Fun Size Episode 27 – Not My Luke Skywalker!

Who truly owns a piece of art, a character or a media franchise? The artist, or the audience? We sit down with Sean Duncan to seek the answer to that and many other questions.

We (finally) talk about Star Wars: the Last Jedi and the tug-of-war between fans who want the familiar comfort of wish fulfillment and fan service, and those who want to see the series take some serious risks, even if it alienates some of the fans.

We look at how the real world and the context of our own experiences color and supplement the way we receive and interpret art. Plus, is it time to retire the old ways of counting audience figures, when there are so many ways to watch, read, and play these days? Uh, yes.

Podcasta la Vista, Baby! Episode 15 – Conan the Destroyer

The most powerful legend of all is back in a new adventure.

Know, o listener, that we return to an age undreamed of, to tread the jeweled thrones of the Earth under our sandalled feet with returning guest and musician, Sean Duncan, to talk about the much-maligned epic fantasy sequel, Conan the Destroyer.

Conan of Cimmeria, now living as a vagabond thief, is hired by the Queen Tamaris to escort her niece, Princess Jehnna, on a secret mission to obtain a magical jewel. Unbeknownst to Conan, the Queen has also tasked the princess’ bodyguard with killing Conan once the mission is complete, and plans to sacrifice her niece to awaken an slumbering elder god.

Fun Size Episode 26 – A Continuity Gumbo of Nonsense

While Casey has to run upstairs and be a dad, Mike continues his talk with Joe Preti and Tobiah Panshin for a full-throated bitch-sesh about the state of the comic book industry. From Marvel and DC’s refusal to change its accessibility, sales methods and whether its time to give up the ghost of the monthly issue, we wonder if the current superhero output from those two great companies just isn’t for us anymore.

And is DC Comics secretly a doomsday cult trying to provoke Alan Moore into ending the world?

Plus, we talk about cartoon voice actors and try to make heads or tails out of the design of K.I.T.T. from Knight Rider.

Episode 33 – Akira

“KANEDAAAAAA!!!” “TESTUOOOO!!!”

We’ve returned with a long-awaited panel episode! This time, we’re popping some capsules and tearing our motorcycles through the ruins of Neo-Tokyo with Tobiah Panshin and Joe Preti of the View from the Gutters comic book podcast. We’re digging into Katsuhiro Otomo’s groundbreaking 1980s apocalyptic manga epic about psychokinetic powers and mass destruction, Akira.

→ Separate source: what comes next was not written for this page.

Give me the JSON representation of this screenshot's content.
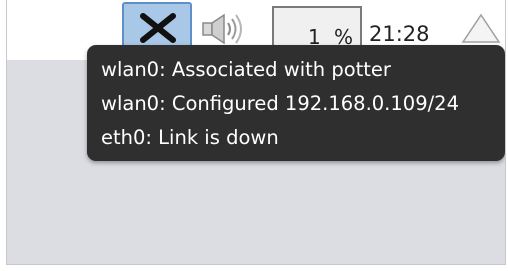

From its serialized origins in the Japanese Young Magazine to the pioneering animated film, this is a seminal masterpiece of explosions, body horror, secret military programs, and disaffected youth, and it’s cast a long shadow over all of modern popular culture.

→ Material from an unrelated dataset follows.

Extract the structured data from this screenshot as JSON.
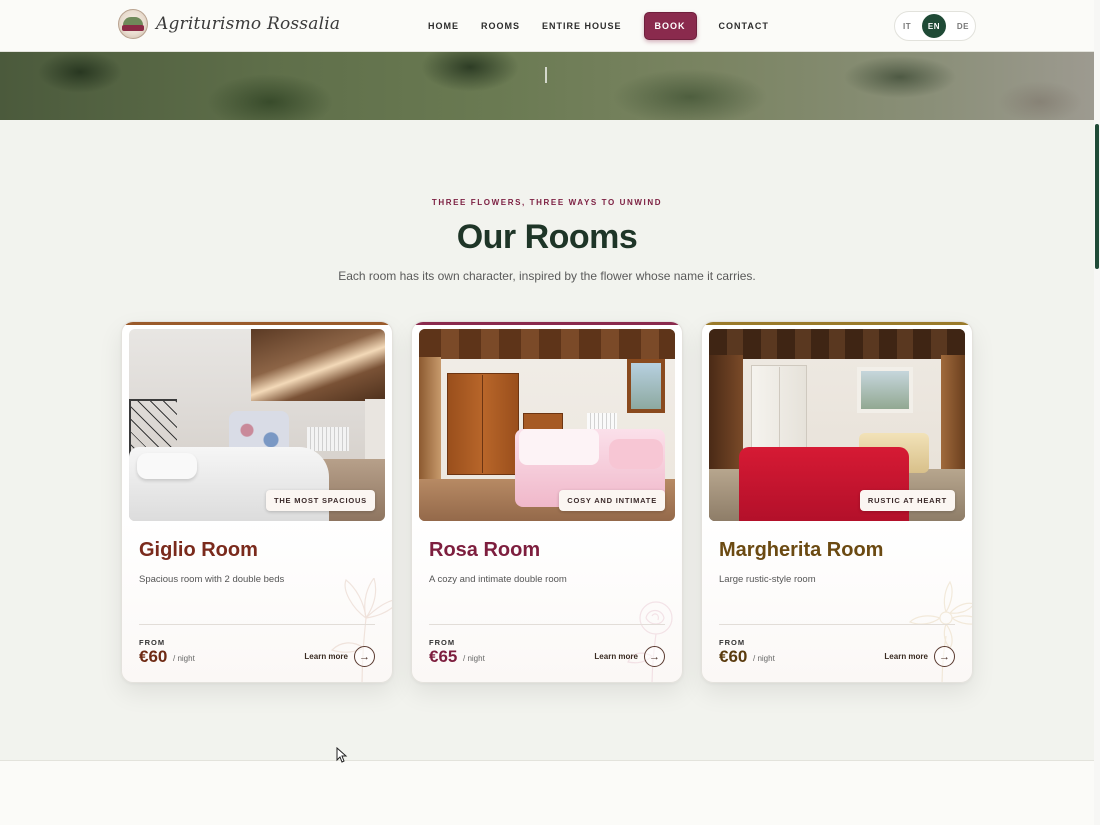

Music: 
“Kaneda” from Akira (1988) by Geinoh Yamashirogumi

 

Fun Size Episode 25 – Fuck You, It’s Hitler!

We continue our chat with friend Patrick Johnson to chat about some actor faces’ leave them with little choice but to be cast as villains, and how sometimes playing against type can be great.

We debate the merits of the new Duncan Jones Netflix feature, Mute. And then, we take a critical look at the new Bruce Willis-helmed Death Wish remake, and why this probably isn’t the best time to release it.

And finally, we are puzzled by the weird surge of conservative media voices and fans being horribly offended by what they see as the unfair treatment of Nazis, the KKK and racist characters as villains in popular entertainment. Our hot take? Nazis are fucking assholes.

Podcasta la Vista, Baby! Episode 14 – Red Heat

Moscow’s toughest detective. Chicago’s craziest cop. There’s only one thing worse than making them mad. Making them partners.

It’s time to feed our parakeet and reacquaint ourselves with Miranda laws — even if the Soviet method is more economical — because it’s time to go back to the decade where Schwarzenegger reigned supreme: the 1980s. We’re joined by our friend Patrick Johnson to dive into a Cold War buddy cop action/comedy: Red Heat.

Soviet supercop Ivan Danko lands in Chicago to extradite Viktor “Rosta” Rostavili, the Russian drug lord who killed his partner. But after a bloody escape, Danko must join forces with Detective Art Ridzik, a crude and reckless American cop, to bring down Viktor and avenge both of their partners.